“Now when Jesus heard this, he withdrew from there in a boat to a desolate place by himself. But when the crowds heard it, they followed him on foot from the towns. When he went ashore he saw a great crowd, and he had compassion on them and healed their sick.” Matthew 14:13
This is the scene for the well known story where Jesus multiplies the five loaves and two fish to feed the five thousand. What is not often talked about is why Jesus is there. He had just learned that John the Baptist had been beheaded. John the Baptist called himself a friend of the bridegroom, a friend of Jesus. Although John was a famous prophet, one whom Jesus gives the title of, “The Greatest of All Prophets” they also grew up together. Their mothers, Mary and Elizabeth were related. Their ministries were happening around the same time, John prepared the way for Jesus, prophesied that He was the Promised Messiah, and then later baptized Him.
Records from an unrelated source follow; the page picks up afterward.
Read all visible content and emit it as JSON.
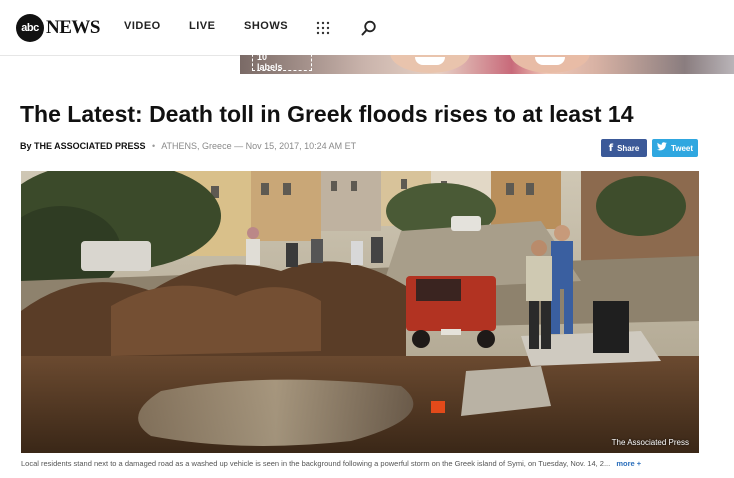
{
  "header": {
    "logo": {
      "mark": "abc",
      "word": "NEWS"
    },
    "nav": [
      {
        "label": "VIDEO"
      },
      {
        "label": "LIVE"
      },
      {
        "label": "SHOWS"
      }
    ],
    "icons": [
      "grid-icon",
      "search-icon"
    ]
  },
  "banner": {
    "badge": "10\nlabels"
  },
  "article": {
    "headline": "The Latest: Death toll in Greek floods rises to at least 14",
    "byline": {
      "author": "By THE ASSOCIATED PRESS",
      "separator": "•",
      "dateline": "ATHENS, Greece — Nov 15, 2017, 10:24 AM ET"
    },
    "share": {
      "facebook": "Share",
      "twitter": "Tweet"
    },
    "photo": {
      "credit": "The Associated Press",
      "caption": "Local residents stand next to a damaged road as a washed up vehicle is seen in the background following a powerful storm on the Greek island of Symi, on Tuesday, Nov. 14, 2...",
      "more": "more +"
    }
  },
  "colors": {
    "facebook": "#3b5998",
    "twitter": "#2fa7e0",
    "link": "#2a6ebb"
  }
}
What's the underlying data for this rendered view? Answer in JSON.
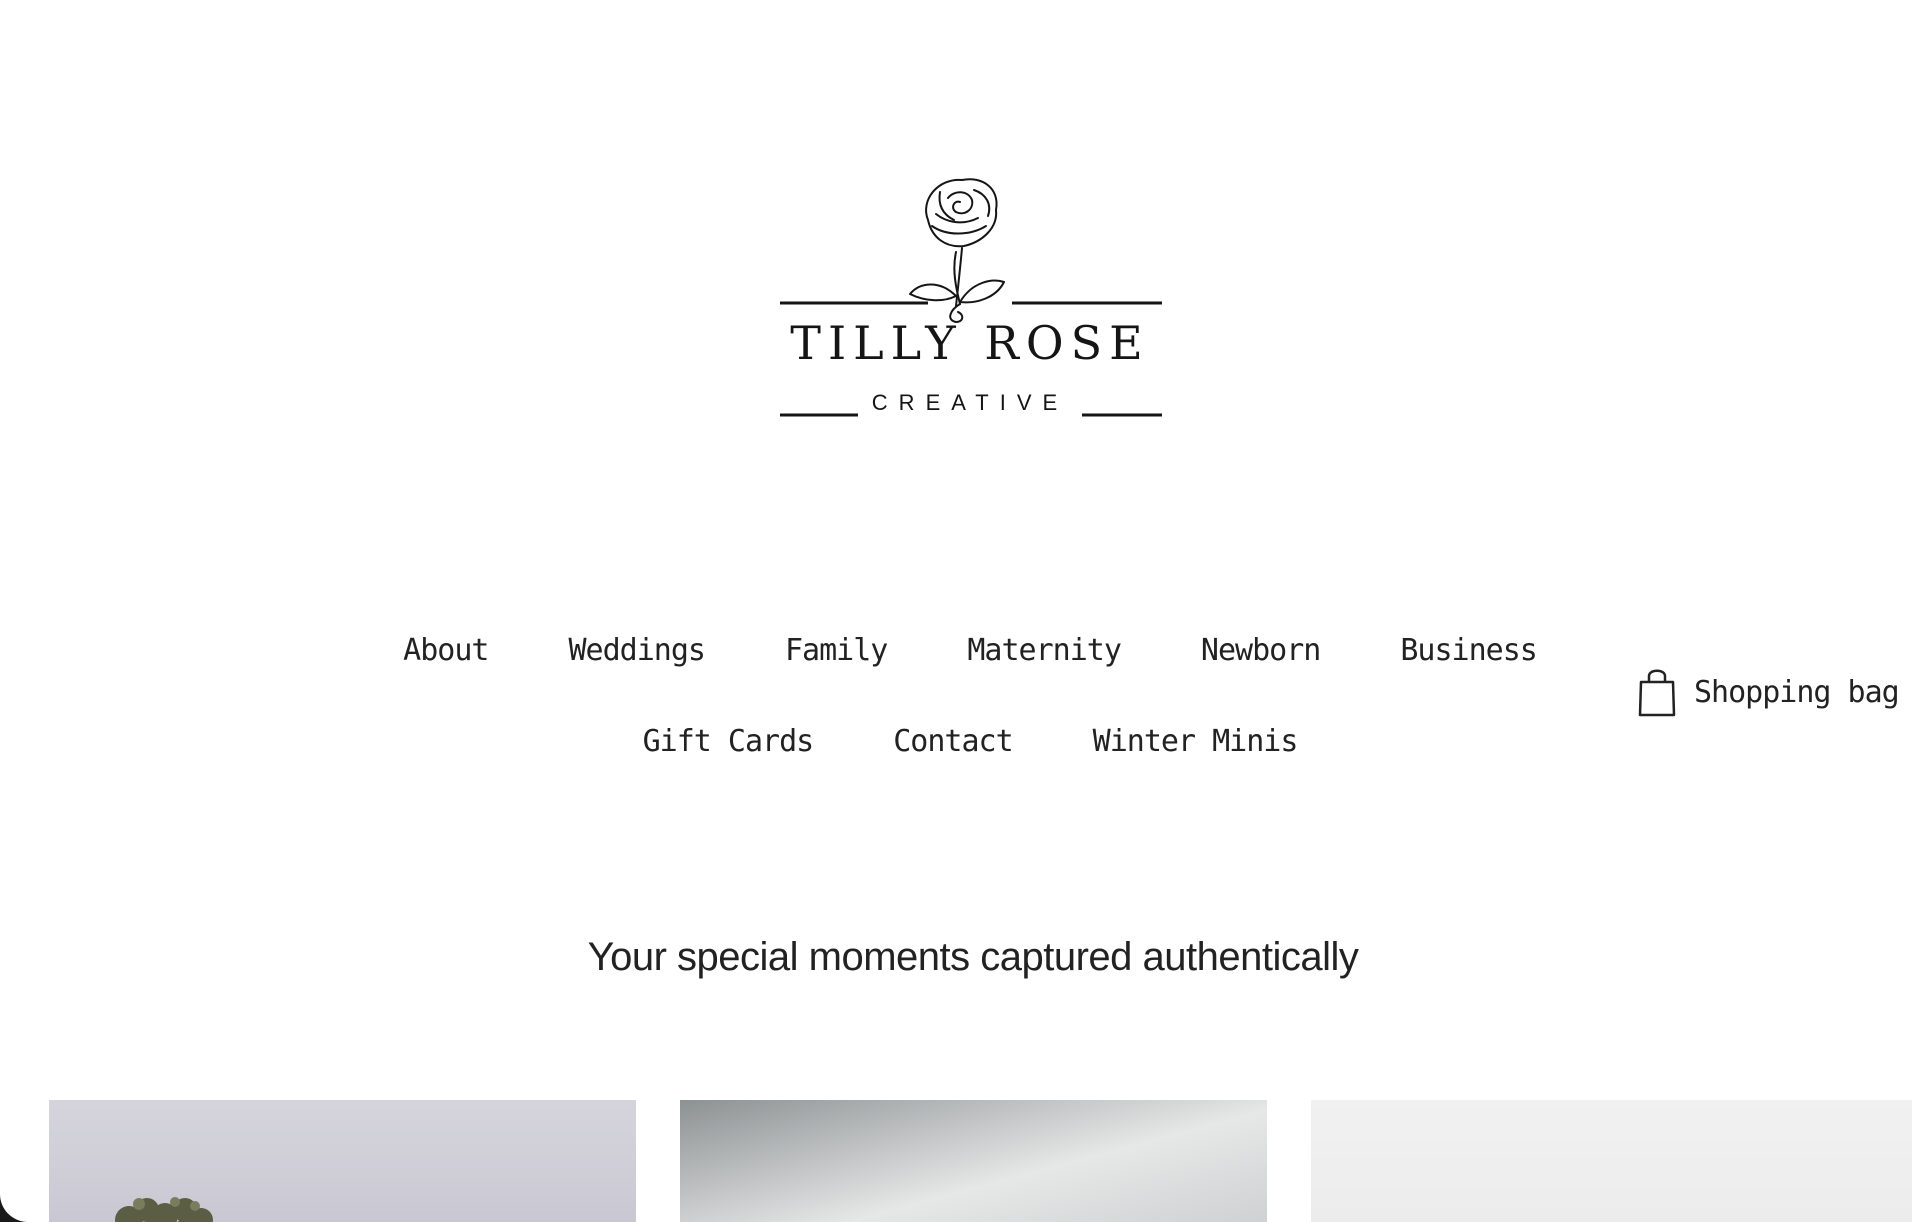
{
  "brand": {
    "title": "TILLY ROSE",
    "subtitle": "CREATIVE",
    "logo_icon": "rose-line-drawing"
  },
  "nav": {
    "row1": [
      "About",
      "Weddings",
      "Family",
      "Maternity",
      "Newborn",
      "Business"
    ],
    "row2": [
      "Gift Cards",
      "Contact",
      "Winter Minis"
    ]
  },
  "cart": {
    "label": "Shopping bag",
    "icon": "shopping-bag-icon"
  },
  "hero": {
    "tagline": "Your special moments captured authentically"
  },
  "colors": {
    "text": "#222222",
    "background": "#ffffff"
  }
}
Although Jesus was God, he experienced heartbreak, sadness, and grief. He wept on earth and he sweat droplets of blood in agony. He felt the things we feel when our loved ones are suffering. He withdrew to this forlorn place when he heard his friend and family member was gruesomely and brutally murdered and he must have mourned.
When I’m heartbroken, when I’m sad or even just struggling, I tend to have blinders on to others and I see only my own pain. But when Jesus sees the crowd he isn’t annoyed or angry at having this private time infringed upon, but he is instead moved with compassion. He begins to serve them, to heal them, and to feed them.
But he doesn’t do it alone. Jesus’ disciples are with him. After the day is spent, the disciples ask Jesus to send the people away to get food for themselves. However, Jesus says that the disciples actually already have the food for the people and he tells them to bring it to him.
Jesus took the little that the disciples had, broke it and gave it back to the disciples to feed the tired and hungry multitudes. Jesus miraculously multiplied the five loaves and the two fish to feed five thousand people, with baskets overflowing.
I think it’s so much like us that when we are in lack, whether it’s our time, our resources, physically or mentally, we begin to operate with a scarcity mindset. We stop giving and instead we hold on for dear life to the little that remains. Our narrative becomes we have nothing to give, send the people away.
Well, Jesus says differently. Jesus says, although you’re in this place where you feel you have nothing of worth to offer, with Me, you have baskets overflowing. You see when you give, I multiply.
The holidays, which are meant to be merry, can also be downright desolate. They bring to mind those whom we may no longer be able to share them with. Their stringed lights shine bright on all of the year’s disappointments, and the promises of togetherness are in stark contrast to the loneliness that is felt among so many.
Jesus is in the crowds though and He sees us and His heart is full of compassion. Today and this Christmas, if we find ourselves in this place, instead of sending the people away may we instead humbly invite each other in.
And whether it’s a sad heart or a depleted bank account, may we decide to live out of a spirit of abundance, knowing that whatever we have to give, offered up to God, it will be broken and it will be multiplied and it will bless. After all, it is out of broken that we have many pieces to give.